Brian Kitone, 10, from Mubende District will forever be grateful for the day he met a kind stranger. “One day, as we came from the well, a man saw Brian and stopped to talk to us. He said Brian’s lip could be fixed if only we found our way to the hospital,” Grace Samanya, his sister, shares.
“The next hurdle was getting transport to CoRSU Hospital in Entebbe but through a pastor, we not only got it but also money for feeding while there,” Samanya says.
New to Kampala and unsure of what to expect, they are forever thankful to the taxi that took them to the hospital and the official that welcomed them. “We were admitted and Brian’s surgery was scheduled. After a few days, we were discharged with medicine to quicken the healing process.”

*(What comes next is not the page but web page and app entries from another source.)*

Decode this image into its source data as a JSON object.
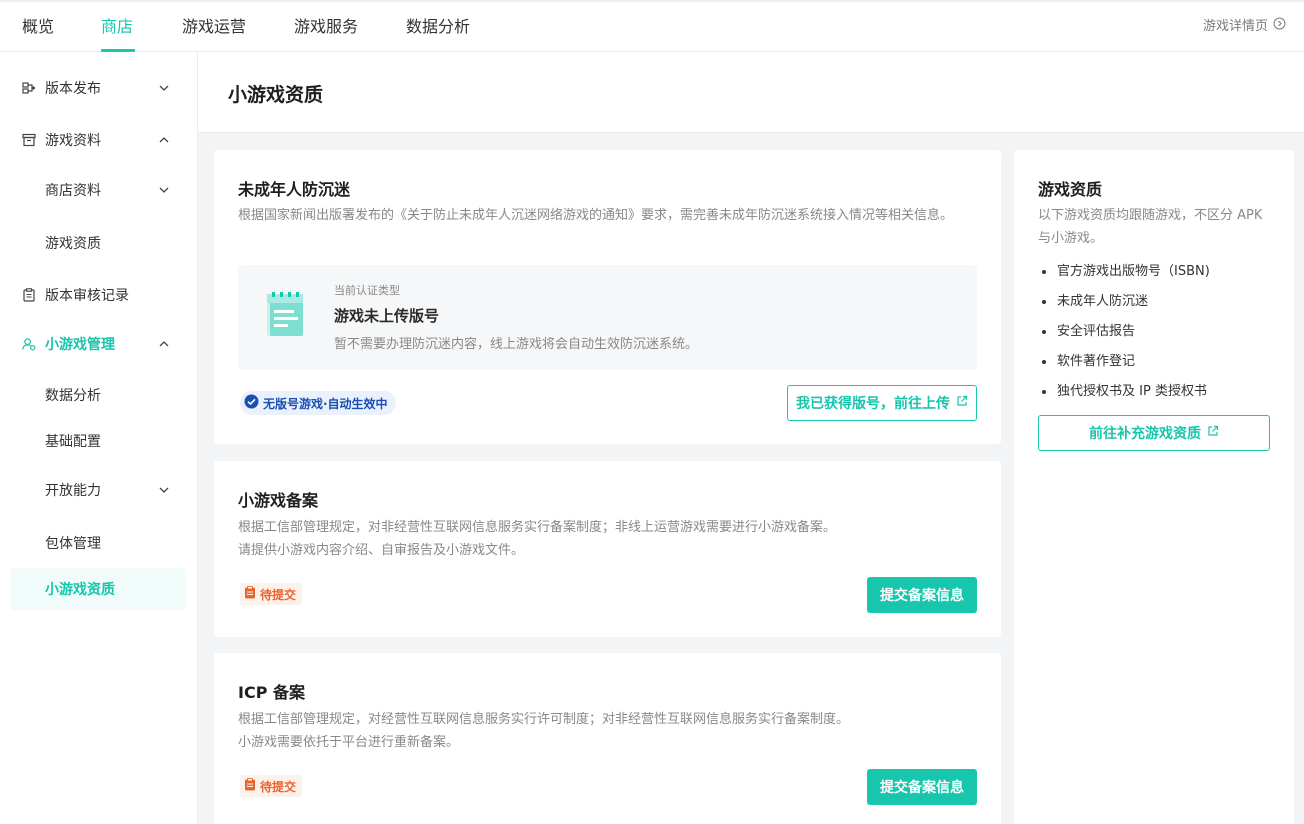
{
  "topnav": {
    "tabs": [
      {
        "label": "概览"
      },
      {
        "label": "商店"
      },
      {
        "label": "游戏运营"
      },
      {
        "label": "游戏服务"
      },
      {
        "label": "数据分析"
      }
    ],
    "active_tab": "商店",
    "detail_link": "游戏详情页"
  },
  "sidebar": {
    "items": [
      {
        "label": "版本发布",
        "icon": "version-release-icon",
        "chevron": "down"
      },
      {
        "label": "游戏资料",
        "icon": "archive-box-icon",
        "chevron": "up"
      },
      {
        "label": "商店资料",
        "chevron": "down"
      },
      {
        "label": "游戏资质"
      },
      {
        "label": "版本审核记录",
        "icon": "clipboard-icon"
      },
      {
        "label": "小游戏管理",
        "icon": "user-circle-icon",
        "chevron": "up"
      },
      {
        "label": "数据分析"
      },
      {
        "label": "基础配置"
      },
      {
        "label": "开放能力",
        "chevron": "down"
      },
      {
        "label": "包体管理"
      },
      {
        "label": "小游戏资质"
      }
    ]
  },
  "page": {
    "title": "小游戏资质"
  },
  "anti_addiction": {
    "title": "未成年人防沉迷",
    "desc": "根据国家新闻出版署发布的《关于防止未成年人沉迷网络游戏的通知》要求，需完善未成年防沉迷系统接入情况等相关信息。",
    "current_type_label": "当前认证类型",
    "current_type_value": "游戏未上传版号",
    "current_type_desc": "暂不需要办理防沉迷内容，线上游戏将会自动生效防沉迷系统。",
    "badge": "无版号游戏·自动生效中",
    "button": "我已获得版号，前往上传"
  },
  "mini_filing": {
    "title": "小游戏备案",
    "desc_line1": "根据工信部管理规定，对非经营性互联网信息服务实行备案制度；非线上运营游戏需要进行小游戏备案。",
    "desc_line2": "请提供小游戏内容介绍、自审报告及小游戏文件。",
    "status": "待提交",
    "button": "提交备案信息"
  },
  "icp_filing": {
    "title": "ICP 备案",
    "desc_line1": "根据工信部管理规定，对经营性互联网信息服务实行许可制度；对非经营性互联网信息服务实行备案制度。",
    "desc_line2": "小游戏需要依托于平台进行重新备案。",
    "status": "待提交",
    "button": "提交备案信息"
  },
  "right_panel": {
    "title": "游戏资质",
    "desc": "以下游戏资质均跟随游戏，不区分 APK 与小游戏。",
    "items": [
      "官方游戏出版物号（ISBN)",
      "未成年人防沉迷",
      "安全评估报告",
      "软件著作登记",
      "独代授权书及 IP 类授权书"
    ],
    "button": "前往补充游戏资质"
  },
  "colors": {
    "accent": "#18c5ad",
    "badge_blue": "#1a4fb4",
    "badge_orange": "#e8652d"
  }
}
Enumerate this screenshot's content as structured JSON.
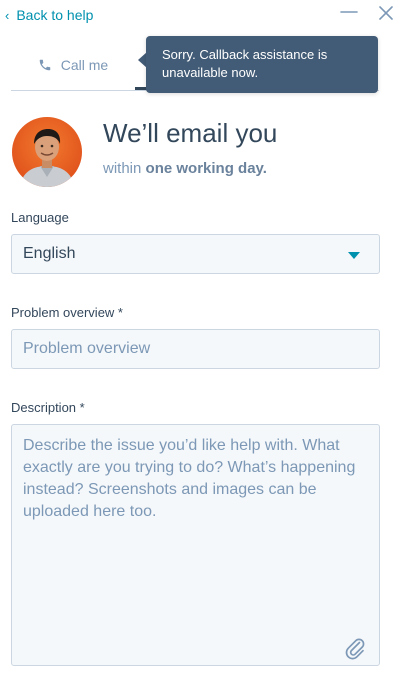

Cleft lip, according to Dr Joseph Mbuga, a plastic and reconstructive surgeon, is a condition in which a baby is born with a split/opening in the lip while cleft palate is where the split or opening is on the roof of the mouth. It is a result of failure of fusion or union of the tissues that make the face during the first eight weeks of development of the baby in the womb.
“The split in the lip may have varying severity from involvement of part of the lip segment (incomplete cleft lip) to involvement of the whole lip extending into the floor of the nose and the gum (complete cleft lip). However, this split in the lip may also extend into the roof of the mouth.
When the two conditions occur together in the same patient, it is called a cleft lip and palate. A similar split can happen in the roof of the mouth without involvement of the lip. This is called an isolated cleft palate,” Dr Cornelius Masambu, a plastic and reconstructive surgeon, says.
Unfortunately, the exact cause of cleft lip and or palate is unknown. However, Dr Mbuga says there are factors that increase the risk of a mother giving birth to a baby with a cleft lip and/or palate.
These include genetic factors where having a close relative with a cleft lip increases the risk, mother’s advanced age, smoking during pregnancy, uncontrolled high blood sugar during pregnancy and mothers who do not take folic acid during pregnancy.
With the exact cause unknown, prevention is difficult. However, avoiding some of the risk factors mentioned above may help.
“One precautionary measure could be for mothers to attend antenatal, especially in the first two months of pregnancy. In case a baby has cleft lip/palate, a good antenatal ultrasound scan can help the mother know before birth, which is crucial for planning the delivery and after care,” Dr Mbuga explains.
However, Dr Mbuga says, children that only have an opening in the roof of the mouth may be hard to identify. “Therefore, it is necessary for the attending health worker to always examine the newborn’s mouth to avoid missing this problem. Otherwise, if missed these babies will usually present with failure or difficulty to breastfeed or spillage of breast milk through the nose followed by poor growth.”
Challenges for babies
Besides abnormal appearance, which definitely affects the mother-child social interaction and acceptance hence indirectly affecting the mother’s care for the newborn, Dr Masambu says there are more direct effects of a cleft lip or palate on the health and wellbeing of the baby with it.
He adds that the baby is unable to latch on to the breast, create an air tight seal around the nipple, press the nipple between the tongue and the roof of the mouth to create a negative suction pressure in the mouth necessary for effective breastfeeding. As a result, these babies use a lot of energy in an attempt to breastfeed and swallow more air than breast milk.
On the other hand, because of the communication between the nose and mouth as well as challenges with swallowing, these children get recurrent flu, cough and pus from the ears. “All these factors combined result in massive rapid weight loss that is difficult to correct and may result into death from malnutrition and its effects if nothing is done,” Dr Masambu explains.
Additionally, if the cleft palate is not repaired, he says it is impossible for these children to speak well and this greatly affects their social interaction, self-esteem and social acceptance. Besides, as the teeth develop, there are disorganised and prone to recurrent dental cavities because of poor oral hygiene.
Besides surgery, Dr Rose Nazziwa, a paediatrician, says the single most important intervention in the care of these babies is nutrition management, which involves assessment of nutrition status of each child, training the mother about preparation of age appropriate nutritious feeds to supplement expressed breastmilk, feeding techniques and positioning, provision of specialised bottles as well as ongoing follow up and assessment.
Surgery helps to correct the anatomical defects while speech training improves the speech outcome and swallowing problems.
Sylivia Nafuna, a social worker, says psychosocial support and counselling helps parents to come to terms with the daily challenges as well as community reintegration, fighting stigma and soliciting for family as well as community support.
“It should be emphasised that collaboration with other specialists such as cardiologists and cardiac surgeons is paramount as there are many other conditions that can be associated with cleft lip or palate,” Dr Masambu concludes.